# Data for review

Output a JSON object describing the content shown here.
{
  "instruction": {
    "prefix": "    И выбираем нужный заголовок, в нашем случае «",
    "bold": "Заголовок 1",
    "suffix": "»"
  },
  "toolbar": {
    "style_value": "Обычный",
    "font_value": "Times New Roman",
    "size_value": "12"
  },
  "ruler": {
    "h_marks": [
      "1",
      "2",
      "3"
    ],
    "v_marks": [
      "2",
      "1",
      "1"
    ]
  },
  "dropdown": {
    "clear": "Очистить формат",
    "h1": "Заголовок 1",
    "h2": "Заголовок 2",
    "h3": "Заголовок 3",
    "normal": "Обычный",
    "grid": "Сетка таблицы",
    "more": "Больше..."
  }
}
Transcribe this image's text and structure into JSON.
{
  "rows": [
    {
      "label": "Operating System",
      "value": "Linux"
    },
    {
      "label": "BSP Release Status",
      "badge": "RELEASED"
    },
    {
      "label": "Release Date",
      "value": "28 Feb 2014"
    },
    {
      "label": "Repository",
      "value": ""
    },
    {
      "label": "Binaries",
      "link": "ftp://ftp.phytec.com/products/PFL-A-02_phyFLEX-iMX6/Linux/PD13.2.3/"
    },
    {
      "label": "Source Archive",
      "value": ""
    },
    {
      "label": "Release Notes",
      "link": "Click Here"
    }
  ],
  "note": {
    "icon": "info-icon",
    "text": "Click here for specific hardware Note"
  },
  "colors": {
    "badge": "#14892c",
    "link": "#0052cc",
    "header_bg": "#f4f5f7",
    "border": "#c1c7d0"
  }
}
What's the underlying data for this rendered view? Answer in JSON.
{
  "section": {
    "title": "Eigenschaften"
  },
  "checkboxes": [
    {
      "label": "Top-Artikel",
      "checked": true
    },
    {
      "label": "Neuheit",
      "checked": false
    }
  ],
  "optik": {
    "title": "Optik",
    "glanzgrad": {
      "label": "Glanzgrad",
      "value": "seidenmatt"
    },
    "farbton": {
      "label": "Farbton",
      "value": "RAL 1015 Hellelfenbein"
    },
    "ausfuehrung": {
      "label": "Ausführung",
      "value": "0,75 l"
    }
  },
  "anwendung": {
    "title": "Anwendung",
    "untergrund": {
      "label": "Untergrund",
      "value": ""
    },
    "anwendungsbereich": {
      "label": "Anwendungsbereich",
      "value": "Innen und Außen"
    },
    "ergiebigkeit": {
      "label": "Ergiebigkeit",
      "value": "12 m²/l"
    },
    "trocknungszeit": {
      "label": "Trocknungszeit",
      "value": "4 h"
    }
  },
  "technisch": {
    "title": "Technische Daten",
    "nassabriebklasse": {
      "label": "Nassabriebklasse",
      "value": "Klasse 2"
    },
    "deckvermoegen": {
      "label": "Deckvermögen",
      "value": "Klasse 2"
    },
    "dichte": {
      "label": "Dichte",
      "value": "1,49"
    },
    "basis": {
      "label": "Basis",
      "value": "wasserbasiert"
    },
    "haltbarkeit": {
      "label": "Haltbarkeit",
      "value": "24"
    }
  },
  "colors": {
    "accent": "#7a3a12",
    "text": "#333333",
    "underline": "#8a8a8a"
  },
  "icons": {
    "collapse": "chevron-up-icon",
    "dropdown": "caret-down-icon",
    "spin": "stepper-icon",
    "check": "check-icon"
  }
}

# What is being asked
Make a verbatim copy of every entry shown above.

# Task solution
Output a JSON object describing the content shown here.
{
  "instruction": {
    "prefix": "    И выбираем нужный заголовок, в нашем случае «",
    "bold": "Заголовок 1",
    "suffix": "»"
  },
  "toolbar": {
    "style_value": "Обычный",
    "font_value": "Times New Roman",
    "size_value": "12"
  },
  "ruler": {
    "h_marks": [
      "1",
      "2",
      "3"
    ],
    "v_marks": [
      "2",
      "1",
      "1"
    ]
  },
  "dropdown": {
    "clear": "Очистить формат",
    "h1": "Заголовок 1",
    "h2": "Заголовок 2",
    "h3": "Заголовок 3",
    "normal": "Обычный",
    "grid": "Сетка таблицы",
    "more": "Больше..."
  }
}
Transcribe this image's text and structure into JSON.
{
  "rows": [
    {
      "label": "Operating System",
      "value": "Linux"
    },
    {
      "label": "BSP Release Status",
      "badge": "RELEASED"
    },
    {
      "label": "Release Date",
      "value": "28 Feb 2014"
    },
    {
      "label": "Repository",
      "value": ""
    },
    {
      "label": "Binaries",
      "link": "ftp://ftp.phytec.com/products/PFL-A-02_phyFLEX-iMX6/Linux/PD13.2.3/"
    },
    {
      "label": "Source Archive",
      "value": ""
    },
    {
      "label": "Release Notes",
      "link": "Click Here"
    }
  ],
  "note": {
    "icon": "info-icon",
    "text": "Click here for specific hardware Note"
  },
  "colors": {
    "badge": "#14892c",
    "link": "#0052cc",
    "header_bg": "#f4f5f7",
    "border": "#c1c7d0"
  }
}
What's the underlying data for this rendered view? Answer in JSON.
{
  "section": {
    "title": "Eigenschaften"
  },
  "checkboxes": [
    {
      "label": "Top-Artikel",
      "checked": true
    },
    {
      "label": "Neuheit",
      "checked": false
    }
  ],
  "optik": {
    "title": "Optik",
    "glanzgrad": {
      "label": "Glanzgrad",
      "value": "seidenmatt"
    },
    "farbton": {
      "label": "Farbton",
      "value": "RAL 1015 Hellelfenbein"
    },
    "ausfuehrung": {
      "label": "Ausführung",
      "value": "0,75 l"
    }
  },
  "anwendung": {
    "title": "Anwendung",
    "untergrund": {
      "label": "Untergrund",
      "value": ""
    },
    "anwendungsbereich": {
      "label": "Anwendungsbereich",
      "value": "Innen und Außen"
    },
    "ergiebigkeit": {
      "label": "Ergiebigkeit",
      "value": "12 m²/l"
    },
    "trocknungszeit": {
      "label": "Trocknungszeit",
      "value": "4 h"
    }
  },
  "technisch": {
    "title": "Technische Daten",
    "nassabriebklasse": {
      "label": "Nassabriebklasse",
      "value": "Klasse 2"
    },
    "deckvermoegen": {
      "label": "Deckvermögen",
      "value": "Klasse 2"
    },
    "dichte": {
      "label": "Dichte",
      "value": "1,49"
    },
    "basis": {
      "label": "Basis",
      "value": "wasserbasiert"
    },
    "haltbarkeit": {
      "label": "Haltbarkeit",
      "value": "24"
    }
  },
  "colors": {
    "accent": "#7a3a12",
    "text": "#333333",
    "underline": "#8a8a8a"
  },
  "icons": {
    "collapse": "chevron-up-icon",
    "dropdown": "caret-down-icon",
    "spin": "stepper-icon",
    "check": "check-icon"
  }
}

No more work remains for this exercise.